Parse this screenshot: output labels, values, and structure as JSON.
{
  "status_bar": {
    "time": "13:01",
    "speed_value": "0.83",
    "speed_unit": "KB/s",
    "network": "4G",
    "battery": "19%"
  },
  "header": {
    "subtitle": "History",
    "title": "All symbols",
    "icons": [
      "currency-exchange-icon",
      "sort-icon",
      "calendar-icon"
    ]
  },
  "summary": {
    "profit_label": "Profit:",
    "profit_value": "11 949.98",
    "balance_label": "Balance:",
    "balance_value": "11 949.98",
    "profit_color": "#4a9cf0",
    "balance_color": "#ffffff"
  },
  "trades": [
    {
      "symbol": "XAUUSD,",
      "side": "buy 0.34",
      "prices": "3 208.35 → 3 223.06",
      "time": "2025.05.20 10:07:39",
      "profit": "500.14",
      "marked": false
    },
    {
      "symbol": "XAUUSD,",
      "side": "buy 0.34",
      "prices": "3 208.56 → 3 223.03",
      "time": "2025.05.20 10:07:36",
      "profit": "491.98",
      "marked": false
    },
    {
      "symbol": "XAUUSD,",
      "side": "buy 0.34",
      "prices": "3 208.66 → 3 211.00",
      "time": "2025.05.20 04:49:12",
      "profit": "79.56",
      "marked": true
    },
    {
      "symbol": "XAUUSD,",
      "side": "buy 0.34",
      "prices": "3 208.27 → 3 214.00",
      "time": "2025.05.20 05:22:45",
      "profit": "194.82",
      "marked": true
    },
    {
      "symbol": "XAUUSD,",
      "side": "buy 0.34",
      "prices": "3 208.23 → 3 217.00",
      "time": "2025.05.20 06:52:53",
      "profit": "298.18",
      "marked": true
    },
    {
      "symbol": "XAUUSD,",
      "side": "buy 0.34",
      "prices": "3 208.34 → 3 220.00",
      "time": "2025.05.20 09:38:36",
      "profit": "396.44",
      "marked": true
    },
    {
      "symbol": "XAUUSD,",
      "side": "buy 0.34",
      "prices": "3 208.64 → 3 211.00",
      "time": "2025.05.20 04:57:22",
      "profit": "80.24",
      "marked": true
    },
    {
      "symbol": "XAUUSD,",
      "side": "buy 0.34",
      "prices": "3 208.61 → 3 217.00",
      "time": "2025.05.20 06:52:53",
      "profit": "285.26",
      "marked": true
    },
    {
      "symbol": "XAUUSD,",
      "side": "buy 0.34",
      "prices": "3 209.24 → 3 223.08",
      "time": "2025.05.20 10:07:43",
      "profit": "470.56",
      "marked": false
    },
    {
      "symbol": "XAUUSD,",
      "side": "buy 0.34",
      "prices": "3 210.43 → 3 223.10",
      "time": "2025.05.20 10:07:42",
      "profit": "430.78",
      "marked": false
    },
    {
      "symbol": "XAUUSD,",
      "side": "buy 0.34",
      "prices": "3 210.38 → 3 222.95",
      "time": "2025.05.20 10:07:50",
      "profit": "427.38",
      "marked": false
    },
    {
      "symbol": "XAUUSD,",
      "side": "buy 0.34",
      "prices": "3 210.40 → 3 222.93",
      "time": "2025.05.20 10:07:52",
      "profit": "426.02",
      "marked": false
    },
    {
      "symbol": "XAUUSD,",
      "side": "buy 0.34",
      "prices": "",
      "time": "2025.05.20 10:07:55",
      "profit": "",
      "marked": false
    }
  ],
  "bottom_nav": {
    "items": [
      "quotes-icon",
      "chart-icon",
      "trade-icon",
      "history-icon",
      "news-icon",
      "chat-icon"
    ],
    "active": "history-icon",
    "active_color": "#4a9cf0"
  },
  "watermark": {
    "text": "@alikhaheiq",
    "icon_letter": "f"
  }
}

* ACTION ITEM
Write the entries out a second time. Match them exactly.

* SOLUTION TO THIS PROBLEM
Parse this screenshot: output labels, values, and structure as JSON.
{
  "status_bar": {
    "time": "13:01",
    "speed_value": "0.83",
    "speed_unit": "KB/s",
    "network": "4G",
    "battery": "19%"
  },
  "header": {
    "subtitle": "History",
    "title": "All symbols",
    "icons": [
      "currency-exchange-icon",
      "sort-icon",
      "calendar-icon"
    ]
  },
  "summary": {
    "profit_label": "Profit:",
    "profit_value": "11 949.98",
    "balance_label": "Balance:",
    "balance_value": "11 949.98",
    "profit_color": "#4a9cf0",
    "balance_color": "#ffffff"
  },
  "trades": [
    {
      "symbol": "XAUUSD,",
      "side": "buy 0.34",
      "prices": "3 208.35 → 3 223.06",
      "time": "2025.05.20 10:07:39",
      "profit": "500.14",
      "marked": false
    },
    {
      "symbol": "XAUUSD,",
      "side": "buy 0.34",
      "prices": "3 208.56 → 3 223.03",
      "time": "2025.05.20 10:07:36",
      "profit": "491.98",
      "marked": false
    },
    {
      "symbol": "XAUUSD,",
      "side": "buy 0.34",
      "prices": "3 208.66 → 3 211.00",
      "time": "2025.05.20 04:49:12",
      "profit": "79.56",
      "marked": true
    },
    {
      "symbol": "XAUUSD,",
      "side": "buy 0.34",
      "prices": "3 208.27 → 3 214.00",
      "time": "2025.05.20 05:22:45",
      "profit": "194.82",
      "marked": true
    },
    {
      "symbol": "XAUUSD,",
      "side": "buy 0.34",
      "prices": "3 208.23 → 3 217.00",
      "time": "2025.05.20 06:52:53",
      "profit": "298.18",
      "marked": true
    },
    {
      "symbol": "XAUUSD,",
      "side": "buy 0.34",
      "prices": "3 208.34 → 3 220.00",
      "time": "2025.05.20 09:38:36",
      "profit": "396.44",
      "marked": true
    },
    {
      "symbol": "XAUUSD,",
      "side": "buy 0.34",
      "prices": "3 208.64 → 3 211.00",
      "time": "2025.05.20 04:57:22",
      "profit": "80.24",
      "marked": true
    },
    {
      "symbol": "XAUUSD,",
      "side": "buy 0.34",
      "prices": "3 208.61 → 3 217.00",
      "time": "2025.05.20 06:52:53",
      "profit": "285.26",
      "marked": true
    },
    {
      "symbol": "XAUUSD,",
      "side": "buy 0.34",
      "prices": "3 209.24 → 3 223.08",
      "time": "2025.05.20 10:07:43",
      "profit": "470.56",
      "marked": false
    },
    {
      "symbol": "XAUUSD,",
      "side": "buy 0.34",
      "prices": "3 210.43 → 3 223.10",
      "time": "2025.05.20 10:07:42",
      "profit": "430.78",
      "marked": false
    },
    {
      "symbol": "XAUUSD,",
      "side": "buy 0.34",
      "prices": "3 210.38 → 3 222.95",
      "time": "2025.05.20 10:07:50",
      "profit": "427.38",
      "marked": false
    },
    {
      "symbol": "XAUUSD,",
      "side": "buy 0.34",
      "prices": "3 210.40 → 3 222.93",
      "time": "2025.05.20 10:07:52",
      "profit": "426.02",
      "marked": false
    },
    {
      "symbol": "XAUUSD,",
      "side": "buy 0.34",
      "prices": "",
      "time": "2025.05.20 10:07:55",
      "profit": "",
      "marked": false
    }
  ],
  "bottom_nav": {
    "items": [
      "quotes-icon",
      "chart-icon",
      "trade-icon",
      "history-icon",
      "news-icon",
      "chat-icon"
    ],
    "active": "history-icon",
    "active_color": "#4a9cf0"
  },
  "watermark": {
    "text": "@alikhaheiq",
    "icon_letter": "f"
  }
}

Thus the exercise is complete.